Krist Muñoz-Malavé, Staff Writer

With Sanders’ recent sweeping victory in Wisconsin, where he won in every county except Milwaukee, it’s becoming undeniable that the underdog of the Democrats is slowly closing the gap between himself and Hillary Clinton.

In a rally in Wyoming, MSN reports, Bernie Sanders commented on the win, “With our victory tonight is Wisconsin, we have now won 7 out of 8 of the last caucuses and primaries.” And while that is indeed true and Sanders has the momentum, it is clear that there is still much work to be done by his supporters if they expect him to win the primary.

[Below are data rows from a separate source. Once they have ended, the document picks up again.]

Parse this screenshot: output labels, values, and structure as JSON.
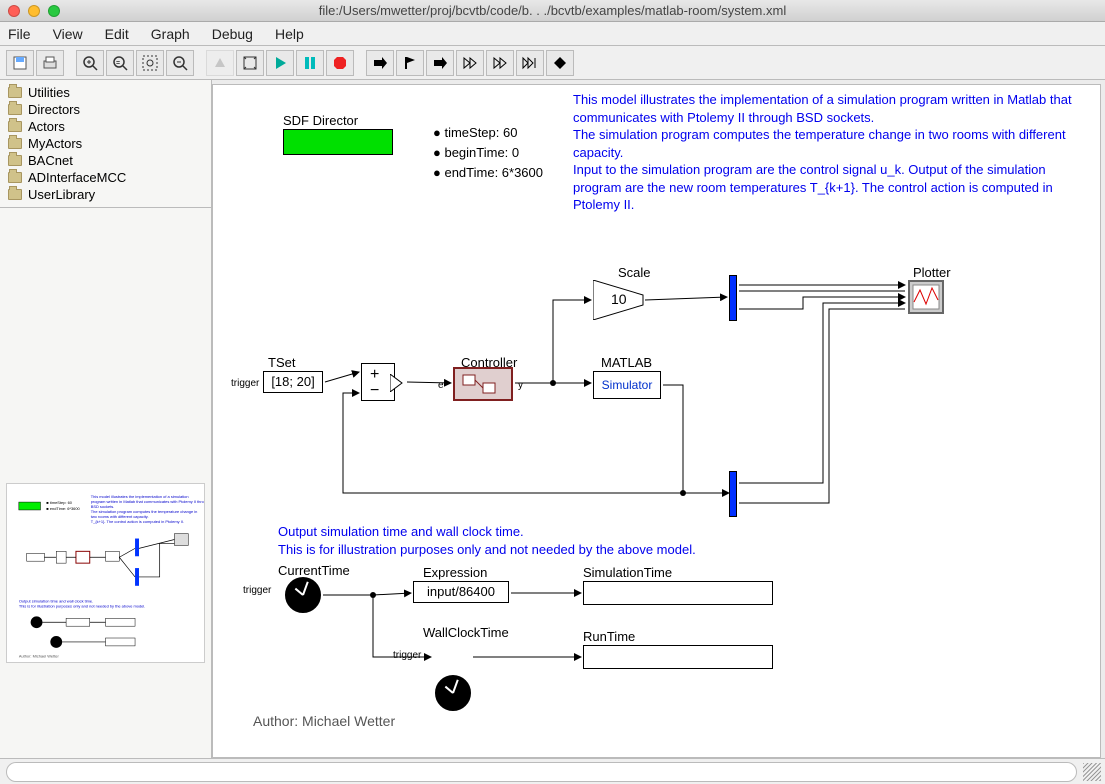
{
  "window": {
    "title": "file:/Users/mwetter/proj/bcvtb/code/b. . ./bcvtb/examples/matlab-room/system.xml"
  },
  "menu": {
    "file": "File",
    "view": "View",
    "edit": "Edit",
    "graph": "Graph",
    "debug": "Debug",
    "help": "Help"
  },
  "sidebar": {
    "items": [
      {
        "label": "Utilities"
      },
      {
        "label": "Directors"
      },
      {
        "label": "Actors"
      },
      {
        "label": "MyActors"
      },
      {
        "label": "BACnet"
      },
      {
        "label": "ADInterfaceMCC"
      },
      {
        "label": "UserLibrary"
      }
    ]
  },
  "director": {
    "title": "SDF Director",
    "params": [
      "timeStep: 60",
      "beginTime: 0",
      "endTime: 6*3600"
    ]
  },
  "description": "This model illustrates the implementation of a simulation program written in Matlab that communicates with Ptolemy II through BSD sockets.\nThe simulation program computes the temperature change in two rooms with different capacity.\nInput to the simulation program are the control signal u_k. Output of the simulation program are the new room temperatures T_{k+1}. The control action is computed in Ptolemy II.",
  "blocks": {
    "tset": {
      "label": "TSet",
      "value": "[18; 20]",
      "trigger": "trigger"
    },
    "adder": {
      "plus": "+",
      "minus": "−"
    },
    "controller": {
      "label": "Controller",
      "e": "e",
      "y": "y"
    },
    "scale": {
      "label": "Scale",
      "value": "10"
    },
    "matlab": {
      "label": "MATLAB",
      "sub": "Simulator"
    },
    "plotter": {
      "label": "Plotter"
    },
    "note2": "Output simulation time and wall clock time.\nThis is for illustration purposes only and not needed by the above model.",
    "currenttime": {
      "label": "CurrentTime",
      "trigger": "trigger"
    },
    "expression": {
      "label": "Expression",
      "value": "input/86400"
    },
    "simulationtime": {
      "label": "SimulationTime"
    },
    "wallclock": {
      "label": "WallClockTime",
      "trigger": "trigger"
    },
    "runtime": {
      "label": "RunTime"
    }
  },
  "author": "Author: Michael Wetter"
}
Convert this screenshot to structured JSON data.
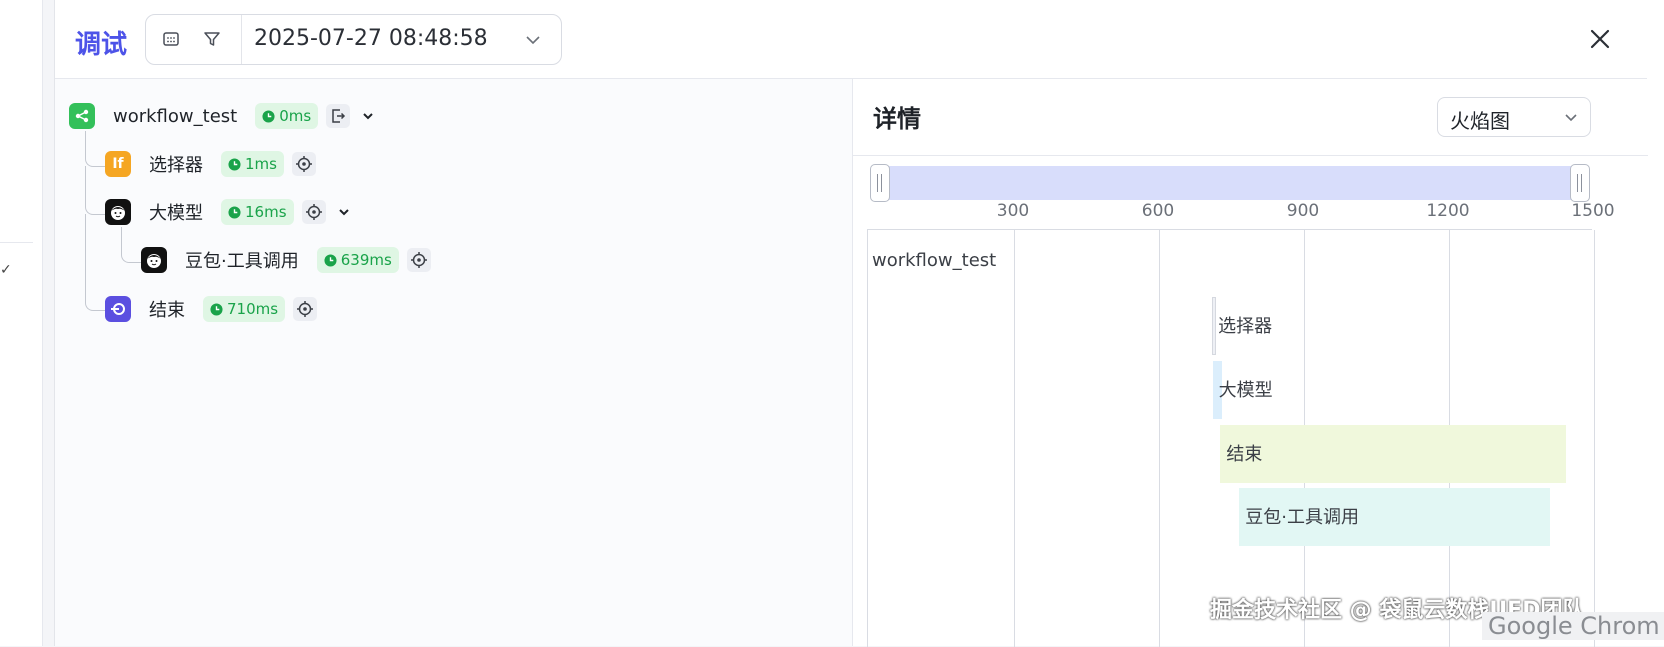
{
  "header": {
    "title": "调试",
    "datetime": "2025-07-27 08:48:58"
  },
  "tree": {
    "root": {
      "label": "workflow_test",
      "duration": "0ms"
    },
    "nodes": [
      {
        "label": "选择器",
        "duration": "1ms",
        "icon_text": "If"
      },
      {
        "label": "大模型",
        "duration": "16ms"
      },
      {
        "label": "豆包·工具调用",
        "duration": "639ms"
      },
      {
        "label": "结束",
        "duration": "710ms"
      }
    ]
  },
  "detail": {
    "title": "详情",
    "view_select": "火焰图"
  },
  "chart_data": {
    "type": "flame",
    "x_ticks": [
      "300",
      "600",
      "900",
      "1200",
      "1500"
    ],
    "bars": [
      {
        "label": "workflow_test",
        "start": 0,
        "duration": 0,
        "color": "#ffffff"
      },
      {
        "label": "选择器",
        "start": 710,
        "duration": 1,
        "color": "#eef0f5"
      },
      {
        "label": "大模型",
        "start": 711,
        "duration": 16,
        "color": "#dbeefc"
      },
      {
        "label": "结束",
        "start": 727,
        "duration": 710,
        "color": "#f0f8dc"
      },
      {
        "label": "豆包·工具调用",
        "start": 766,
        "duration": 639,
        "color": "#e2f7f4"
      }
    ]
  },
  "footer": {
    "watermark": "掘金技术社区 @ 袋鼠云数栈UED团队",
    "browser": "Google Chrom"
  }
}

As reported by The Washington Post, for a candidate to have the presidential nomination, they need to win 2,383 delegates. Clinton currently stands in the lead by having 1,243 pledged delegates while Sanders has 979. However, including superdelegates, which vote for their choice of a nominee as opposed to what the state result was, Clinton is at 1,712 delegates to Sanders’ 1,008. With more then half of the caucuses and primaries already finished, this makes catching up a very difficult task.

While a very difficult task, certainly not an impossible one. Ultimately, it would come down to superdelegates. According to MSN, Senator Sanders would still need to win 67 percent of remaining delegates and uncommitted superdelegates. Although, superdelegates can change their mind at any point so there is a possibility of superdelegates switching from Clinton to Sanders. This is especially possible because of the massive support that Sanders has from the people. That sort of momentum can lead to changing minds and causing people to change sides.

Ultimately, it seems like the race for the Democratic Presidential nomination will come down to New York and California. Both states contain a high delegate count and the results of who is to win these states gives us an idea as to how it will all end.

If Clinton were to win both of these, it would widen the gap between her and Sanders far too much for him to catch up, and in the end she would earn the presidential nomination. On the other hand, two victories for Sanders would put him neck in neck with Clinton. Not only that, but that sort of big win would add the momentum to begin changing the minds of superdelegates.

All in all, it comes down to the people’s vote as they determine future and choose who they want to lead the Democratic Party during the presidential race.